Level Two: The D/s symbiotic relationship between TV and politics celebrating a 40 year marraige, familiar with their roles, mindful of paying the Nielson bills. Serves the dinner hour voyeurs and cable junkies.

Level Three: With all the decisions made, the populous delegates disenfranchised, the VIPs are now freed from the smokey backrooms to hob-nob with each other and spin the print journos.

Level Four: The "View from Nowhere" position where the powerful insiders enthusiastically act professionally disinterested. Horse. Flies.

I'm foolishly thinking the important interaction missing is between Level 1 and Level 3, previously given the pretense of playing out on Level 2 before the television lens captured the focus of the VIPs' at the podium.

So, how do you act as a conduit between Level 1 and Level 3? Does it need to go through Level 2, or can you be the conduit, a wormhole perhaps, between 1 and 3? Is that a role for ("credentialed") bloggers not bound by the rules, in fact looking to establish a new role with new (defined by themselves) rules?

Can the internet create a surrogate for TV between Level 1 and Level 0, where Level 0 is the information consumer, the dinner hour voyeur and cable TV junkie?

Just asking (as someone who is, I think, outside the group(s) of do-gooders and people with "goo-goo" intentions).

Posted by: Tim at August 26, 2004 4:56 PM | Permalink

Be sure to catch the 'Debate for the Undecideds' off the floor. THE FIRST PRESIDENTIAL DEBATE of the 2004 election cycle will be held on Tuesday, August 31, in New York City.

Posted by: Wilson97 at August 26, 2004 8:40 PM | Permalink

You and Shafer both write too long, without the discipline of compression that reaches out to readers with passionate clarity.

There are no musical rests in your compositions, no room between the lines for the reader to engage with your thoughts.

Look up, write to us. What you think is not as important as how what you say furthers what we already understand.

Tease the genius gently, though. We haven't been dazzled often, or lately.

Posted by: A.J. at August 26, 2004 11:33 PM | Permalink

Thanks, A.J.

Posted by: Jay Rosen at August 27, 2004 1:36 AM | Permalink

Media Moans (H/T: Instapundit)

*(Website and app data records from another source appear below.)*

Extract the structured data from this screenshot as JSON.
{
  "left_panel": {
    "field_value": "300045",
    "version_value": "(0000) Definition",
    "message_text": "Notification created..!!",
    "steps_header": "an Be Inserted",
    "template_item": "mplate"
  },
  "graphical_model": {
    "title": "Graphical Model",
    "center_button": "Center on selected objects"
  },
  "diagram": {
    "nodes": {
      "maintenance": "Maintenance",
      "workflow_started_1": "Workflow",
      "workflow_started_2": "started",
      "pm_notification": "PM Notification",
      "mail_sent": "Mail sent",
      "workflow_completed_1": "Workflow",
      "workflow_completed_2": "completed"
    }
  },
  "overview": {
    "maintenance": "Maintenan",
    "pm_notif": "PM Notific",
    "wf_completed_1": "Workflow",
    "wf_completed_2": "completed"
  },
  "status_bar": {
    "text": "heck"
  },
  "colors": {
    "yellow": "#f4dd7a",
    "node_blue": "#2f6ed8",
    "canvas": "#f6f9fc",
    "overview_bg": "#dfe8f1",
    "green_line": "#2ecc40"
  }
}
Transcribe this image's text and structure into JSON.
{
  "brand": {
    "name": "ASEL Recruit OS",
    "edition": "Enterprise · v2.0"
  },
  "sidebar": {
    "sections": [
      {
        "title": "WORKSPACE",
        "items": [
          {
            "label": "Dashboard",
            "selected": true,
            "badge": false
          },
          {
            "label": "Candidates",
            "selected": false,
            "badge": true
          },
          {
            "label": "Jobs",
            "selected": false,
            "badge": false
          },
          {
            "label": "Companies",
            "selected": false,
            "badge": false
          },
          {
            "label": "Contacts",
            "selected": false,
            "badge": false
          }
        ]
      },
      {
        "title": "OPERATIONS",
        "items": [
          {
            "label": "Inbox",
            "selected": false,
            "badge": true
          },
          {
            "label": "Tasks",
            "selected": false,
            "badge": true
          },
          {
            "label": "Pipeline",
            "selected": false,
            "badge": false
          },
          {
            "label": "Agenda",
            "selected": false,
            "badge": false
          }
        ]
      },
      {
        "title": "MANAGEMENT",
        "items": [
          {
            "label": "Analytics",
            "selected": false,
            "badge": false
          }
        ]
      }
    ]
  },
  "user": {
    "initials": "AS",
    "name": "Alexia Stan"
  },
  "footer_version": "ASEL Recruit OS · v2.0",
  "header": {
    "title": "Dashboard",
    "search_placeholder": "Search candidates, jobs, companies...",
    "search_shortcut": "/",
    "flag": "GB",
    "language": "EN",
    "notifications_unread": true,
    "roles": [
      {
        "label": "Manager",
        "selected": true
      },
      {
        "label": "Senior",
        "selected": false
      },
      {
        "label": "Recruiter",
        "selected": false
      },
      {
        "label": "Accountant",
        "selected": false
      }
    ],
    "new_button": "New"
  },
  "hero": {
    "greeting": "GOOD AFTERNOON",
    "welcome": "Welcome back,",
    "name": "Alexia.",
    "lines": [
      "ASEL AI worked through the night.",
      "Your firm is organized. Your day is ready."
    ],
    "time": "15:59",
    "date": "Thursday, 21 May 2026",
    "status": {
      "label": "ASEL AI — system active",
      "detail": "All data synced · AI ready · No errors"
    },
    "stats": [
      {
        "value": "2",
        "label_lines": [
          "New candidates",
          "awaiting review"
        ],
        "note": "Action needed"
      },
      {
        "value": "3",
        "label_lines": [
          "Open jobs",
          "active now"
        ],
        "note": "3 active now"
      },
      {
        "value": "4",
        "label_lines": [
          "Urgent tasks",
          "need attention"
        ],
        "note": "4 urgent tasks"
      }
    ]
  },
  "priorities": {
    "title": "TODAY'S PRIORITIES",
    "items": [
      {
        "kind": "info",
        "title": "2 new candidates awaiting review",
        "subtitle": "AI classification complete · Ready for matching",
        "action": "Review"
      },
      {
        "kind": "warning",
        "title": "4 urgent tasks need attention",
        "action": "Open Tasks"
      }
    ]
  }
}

I've been listening to mainstream-media types talk about the terrible threat posed to the news business by one new phenomenon or other since I began my career 22 years ago. The complaint is invariably, and drearily, the same: Whatever is new is bad because it supposedly lowers the historically high standards of the mainstream media.
The last two years in particular have seen the explosion of a new medium — the personal Internet newspaper, or blog — that has already and will forever change the way people get their information.

Posted by: Tim at August 30, 2004 5:24 PM | Permalink

From the Intro